According to my information, steamship "Molton" is at present at Bilbao, and I understand that after her capture and while she was under the effective control of the Spanish cruiser "Almirante Cervera," she passed out of territorial waters on to the high seas. As regards the last part of the right hon. Member's question, His Majesty's ships have been instructed not to attempt the recapture of vessels which have submitted inside territorial waters and have passed into the control of Spanish ships in cases where such vessels still under control emerge once more on to the high seas.

Mr. Lyons

Can my right hon. Friend say when it is expected that the steamship "Molton" will pass on its way?

Mr. Cooper

I cannot say.

53. Miss Rathbone

asked the First Lord of the Admiralty whether he is aware that, on the morning of 15th July, the British steamship "Thorpe Bay" and either the same ship attempting entry a second time or another British ship was deterred from entering territorial waters round Santander by warnings from two British destroyers, and that the authorities at Santander report that no insurgent ships were then in sight and that the channel was clear; whether he has information that this report is incorrect; and, if correct, why the ships were warned not to enter?

55. Mr. Gallacher

asked the First Lord of the Admiralty whether his attention has been drawn to the action of a British destroyer which stopped the merchant ship "Thorpe Bay" on its approach to Santander; whether the destroyer was acting under Admiralty orders; and, if so, what is the reason for such orders?

Mr. Cooper

According to reports which I have received, during the 15th July five British ships, including the "Thorpe Bay," were in the vicinity of Santander, and throughout the day three Spanish warships were in a position to intercept any ships which attempted to enter the port. Of the five British ships concerned, four, including the "Thorpe Bay," were informed that if they en-deavoured to enter Santander, they would run a very serious risk of capture inside territorial waters and that British ships had in fact been captured in this manner on 8th July and on the preceding day.

Miss Rathbone

Is it not plain that since the capture of the first British ship, which was received in this House by applause and laughter—

Hon. Members

"Nonsense!" and "No!"

Mr. Gallacher

Are we to understand that when a British destroyer attempts to stop a British ship, if the British ship refuses to stop, the British destroyer will fire on it, or will it simply give "the soldier's farewell"?

Mr. Benn

I desire to give notice that with your permission, Mr. Speaker, I will at Eleven o'Clock again raise the question of the protection of merchant ships on the High Seas.

Mr. Speaker

Another hon.

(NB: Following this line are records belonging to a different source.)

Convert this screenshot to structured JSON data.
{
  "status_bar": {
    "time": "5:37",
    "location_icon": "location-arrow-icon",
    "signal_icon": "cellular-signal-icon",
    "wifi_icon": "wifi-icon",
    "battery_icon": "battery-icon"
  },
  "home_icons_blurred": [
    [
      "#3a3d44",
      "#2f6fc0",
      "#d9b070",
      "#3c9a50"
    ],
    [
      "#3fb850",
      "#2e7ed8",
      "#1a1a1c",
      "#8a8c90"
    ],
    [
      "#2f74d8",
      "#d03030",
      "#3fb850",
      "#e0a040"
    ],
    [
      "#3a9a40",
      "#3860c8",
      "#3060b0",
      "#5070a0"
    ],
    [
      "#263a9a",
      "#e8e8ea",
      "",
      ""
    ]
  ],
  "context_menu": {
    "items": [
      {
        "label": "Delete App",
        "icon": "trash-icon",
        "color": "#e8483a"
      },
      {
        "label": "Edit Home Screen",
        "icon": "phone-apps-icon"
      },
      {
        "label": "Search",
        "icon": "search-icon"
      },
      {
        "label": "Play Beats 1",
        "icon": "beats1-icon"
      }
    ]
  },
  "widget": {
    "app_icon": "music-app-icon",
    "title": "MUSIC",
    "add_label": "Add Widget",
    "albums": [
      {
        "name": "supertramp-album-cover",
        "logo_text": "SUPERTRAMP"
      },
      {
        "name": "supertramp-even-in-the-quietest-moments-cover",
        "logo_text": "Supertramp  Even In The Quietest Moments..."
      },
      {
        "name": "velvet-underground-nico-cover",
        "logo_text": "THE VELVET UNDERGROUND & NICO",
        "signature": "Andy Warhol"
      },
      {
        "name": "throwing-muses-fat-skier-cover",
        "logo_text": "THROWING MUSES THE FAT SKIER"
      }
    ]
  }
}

Member has already given me notice that he wishes to raise a question on the Adjournment to-night; he must, therefore, have precedence.